Drop the silent treatment for a fair fight
When my wife and I have a disagreement, I keep my temper by not talking any more.
She says I give her the silent treatment to punish her. I do this to keep from yelling at her and to end the argument. If I tell her this, it just starts another fight.
How can I ever end the fighting?
I’m afraid your silent “treatment” will never lead to a cure!
Silence keeps a fight going because nothing gets resolved. Besides, unless you’re as disciplined as a monk, it’s hard to keep keeping your mouth shut for long.
Try a talking cure instead. Fight fair. Say how you feel or are affected by something without accusing her. Be willing to compromise.
Silence is not golden if it doesn’t have a pay-off.
I’m widowed, and friends are going to introduce me to some single men they know. Is it alright if I ask a man what his income is when I meet him so I can find out if he’s financially stable?
Will he think I’m a gold digger?
Congratulations. Nobody knows what the perfect turn-on is, but you’ve certainly come up with the perfect turn-off!
Don’t ask because he certainly won’t tell.
If you get to know a little about him — slowly — you’ll probably find out what kind of work he does, and that should give you a clue about his income.
What will you answer when he asks about your income?
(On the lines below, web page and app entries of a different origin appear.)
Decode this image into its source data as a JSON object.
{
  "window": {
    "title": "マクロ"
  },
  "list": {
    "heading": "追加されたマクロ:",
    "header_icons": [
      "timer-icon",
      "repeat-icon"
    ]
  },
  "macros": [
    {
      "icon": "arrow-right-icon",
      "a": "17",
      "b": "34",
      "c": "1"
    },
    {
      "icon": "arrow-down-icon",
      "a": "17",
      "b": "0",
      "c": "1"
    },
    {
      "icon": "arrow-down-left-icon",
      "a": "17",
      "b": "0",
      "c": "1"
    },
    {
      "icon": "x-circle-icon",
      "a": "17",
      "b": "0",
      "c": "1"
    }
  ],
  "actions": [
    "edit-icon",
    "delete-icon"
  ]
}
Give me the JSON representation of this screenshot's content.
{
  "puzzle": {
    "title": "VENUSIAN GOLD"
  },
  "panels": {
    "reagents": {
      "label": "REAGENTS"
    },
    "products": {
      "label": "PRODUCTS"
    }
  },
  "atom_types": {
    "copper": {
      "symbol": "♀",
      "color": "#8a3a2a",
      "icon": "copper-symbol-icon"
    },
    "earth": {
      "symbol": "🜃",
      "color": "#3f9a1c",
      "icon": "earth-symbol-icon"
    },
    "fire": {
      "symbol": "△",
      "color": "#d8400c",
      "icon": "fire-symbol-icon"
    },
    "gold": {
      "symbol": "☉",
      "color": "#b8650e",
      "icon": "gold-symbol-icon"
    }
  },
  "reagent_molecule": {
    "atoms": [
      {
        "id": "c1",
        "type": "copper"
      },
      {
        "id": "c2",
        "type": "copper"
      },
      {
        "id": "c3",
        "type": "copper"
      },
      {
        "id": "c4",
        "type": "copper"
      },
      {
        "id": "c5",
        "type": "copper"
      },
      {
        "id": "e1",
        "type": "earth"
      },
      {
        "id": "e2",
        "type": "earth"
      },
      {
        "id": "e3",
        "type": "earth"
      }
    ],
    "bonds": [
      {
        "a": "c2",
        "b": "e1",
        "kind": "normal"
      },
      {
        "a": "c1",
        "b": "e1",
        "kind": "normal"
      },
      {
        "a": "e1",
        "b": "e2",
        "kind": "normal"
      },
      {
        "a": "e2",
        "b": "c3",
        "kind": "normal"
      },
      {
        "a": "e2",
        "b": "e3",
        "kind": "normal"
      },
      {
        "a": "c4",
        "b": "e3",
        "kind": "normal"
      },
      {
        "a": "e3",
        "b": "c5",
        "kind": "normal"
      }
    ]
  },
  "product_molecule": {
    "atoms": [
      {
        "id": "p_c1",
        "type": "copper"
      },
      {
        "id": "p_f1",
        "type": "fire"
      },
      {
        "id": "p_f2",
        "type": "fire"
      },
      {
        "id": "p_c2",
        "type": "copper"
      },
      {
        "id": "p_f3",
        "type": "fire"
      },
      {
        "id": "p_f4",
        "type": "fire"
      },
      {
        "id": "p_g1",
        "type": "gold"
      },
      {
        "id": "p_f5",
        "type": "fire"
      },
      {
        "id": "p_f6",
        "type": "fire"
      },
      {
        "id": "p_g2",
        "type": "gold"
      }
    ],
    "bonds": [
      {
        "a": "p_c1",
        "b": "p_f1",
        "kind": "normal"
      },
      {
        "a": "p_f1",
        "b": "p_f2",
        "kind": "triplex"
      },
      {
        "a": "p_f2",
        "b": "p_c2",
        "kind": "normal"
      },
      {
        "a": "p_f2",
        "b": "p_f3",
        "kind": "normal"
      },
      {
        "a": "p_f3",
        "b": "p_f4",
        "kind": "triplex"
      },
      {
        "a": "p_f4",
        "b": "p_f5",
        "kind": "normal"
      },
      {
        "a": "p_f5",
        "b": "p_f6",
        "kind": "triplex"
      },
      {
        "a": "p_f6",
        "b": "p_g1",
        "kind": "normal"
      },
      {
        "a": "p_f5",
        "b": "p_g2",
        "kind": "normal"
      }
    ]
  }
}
Will you think he’s a “gold digger”?
I’m writing about my mother-in-law, who’s a senior, so I hope you can help me.
I have one daughter who is going to go to nursery school soon.
My mother-in-law used to live out of state, but she moved close by. She bought a whole wardrobe of clothing for my daughter, saying “She’s going to nursery school soon, so she has to be dressed properly.”
I’m very upset because I see it as a criticism of the way I dress my child. I want to return the whole thing. My husband says she’s just being generous.
I’m furious at both of them. Should I return the things?
What you really want to return is your mother-in-law!
She wants to take title to your children. You’re angry at her effort to control your family. You’re angry at the implied criticism of your taste. You’re angry at your husband because he’s defending his mother.
Give her the benefit of the doubt. Tell her you appreciate her generosity, and you’re sure she’ll understand that you look forward to the pleasure of picking out clothing yourself for your first child.
Let mother-in-law stay: let husband stay; return clothing.
© Helen Oxenberg, 2018. Questions to be considered for this column may be sent to: The Beacon, P.O. Box 2227, Silver Spring, MD 20915. You may also email the author at firstname.lastname@example.org. To inquire about reprint rights, call (609) 655-3684.